KUALA LUMPUR: Barack Obama yesterday became the first sitting US president in nearly 50 years to visit moderate-Muslim Malaysia, where he quickly expressed solidarity with his hosts over the mystery of missing flight MH370.
Obama touched down on the third leg of a four nation Asia tour designed to showcase his “rebalance” of US resources to the dynamic region, but which has been repeatedly interrupted by foreign policy crises from Ukraine to the Middle East.
Obama arrived on what is his first-ever visit to Malaysia with the country under uncomfortable scrutiny over its handling of tragedy over the airliner which vanished on March 8 with 239 people aboard.
Transport Minister Hishammuddin Hussein said Obama told him he knows “it is a tough, long, road ahead”.
“We’ll work together. There is always support,” Hishammuddin said the US leader told him at a humid arrival ceremony under grey skies punctuated with a crashing formal field gun salute.
“I’m very happy to hear (this) because it is a long journey.”
Obama’s tour reaffirms his view that the United States is a key Pacific power in a region where US allies are discomforted by the rise of China and where maritime tensions have disrupted years of relative calm between nations.
Obama has also been forced to address the potential threat of a new nuclear weapons test by North Korea and his administration’s crumbling effort to forge Middle East peace.
He also had tough words for Pyongyang yesterday, telling cheering US troops in Seoul that the North’s iron rule and belligerent threats were signs of weakness. He bemoaned a “pariah state that would rather starve its people than feed their hopes and dreams”.
US ties with economically successful, Malaysia have vastly improved after years of anti-US antagonism under former leader Mahathir Mohamad.
Washington sees Malaysia as a pivotal player in Southeast Asia, and talks with Prime Minister Najib Abdul Razak will concentrate on increasing convergence in trade, security cooperation and intelligence-sharing.
“While we may be different as nations, our people have similar hopes and similar aspirations,” Obama said in a toast to Malaysia’s king, Sultan Abdul Halim Mu’adzam Shah, at a state dinner. “We can draw strength in both our nations from our ethnic and religious diversity.”
Malaysia is among several nations with competing territorial claims in the South China Sea, where Beijing’s assertiveness has sparked alarm.
In Japan, Obama made clear that US mutual defence agreements with Tokyo covered disputed islands in the East China Sea also claimed by Beijing.
But in a sign of festering tensions, Japanese authorities said two Chinese coastguard ships sailed into Japan’s territorial waters around the islands again yesterday — just two days after Obama left Tokyo.
The White House last year rebuked China for setting up what it said was an “illegitimate” air defence identification zone in the East China Sea.
In a Malaysian newspaper interview published yesterday, Obama touted growing security cooperation with Malaysia as a way to ensure “freedom of navigation in critical waterways” and that nations “play by the same rules”—a clear reference to China.
Obama has a professed affinity with Southeast Asia, having spent four years as a boy in Indonesia.
He will simultaneously court Najib and acknowledge rising discontent with the corruption-plagued coalition in power for 57 years, which is accused of persecuting opponents.
“We support an open political process in Malaysia.

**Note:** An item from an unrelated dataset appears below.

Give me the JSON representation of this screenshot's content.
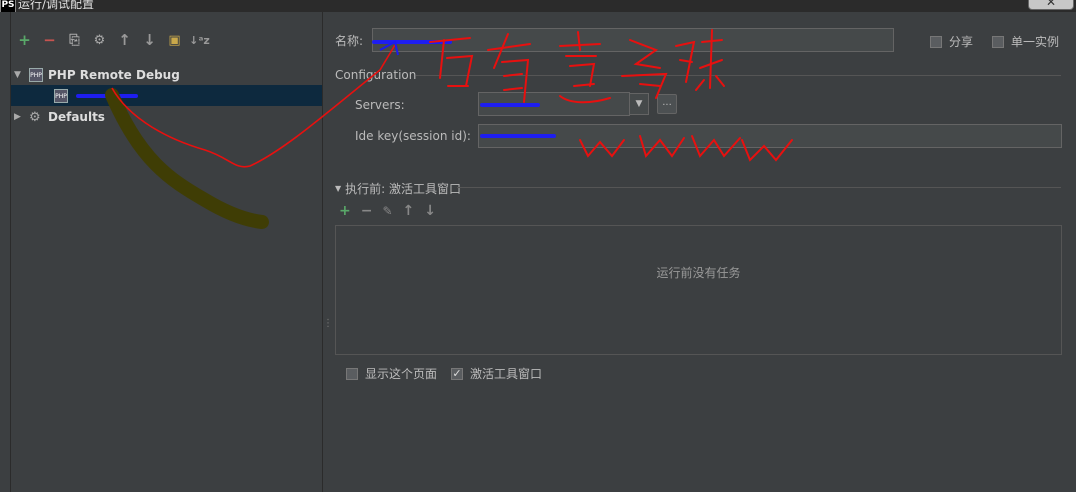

We have been concerned when we see any restrictions on the political space,” said Ben Rhodes, a deputy national security adviser.
The White House skipped a meeting between Obama and opposition leader Anwar Ibrahim, who faces five years in jail on a March 7 sodomy conviction he calls politically motivated and which the US government has criticised. Anwar will instead meet US national security adviser Susan Rice. Rhodes said Obama will discuss the broader issue of political freedoms in a town hall speech to Southeast Asian youth leaders Sunday, and stressed the president does not always meet opposition leaders when overseas.
Obama will however meet representatives of civil-society groups critical of Najib’s government.
The president is also expected to try to ease Malaysian concerns on his stalled plans for a 12 nation Trans-Pacific trade agreement, which has been delayed by tough negotiations among potential partners.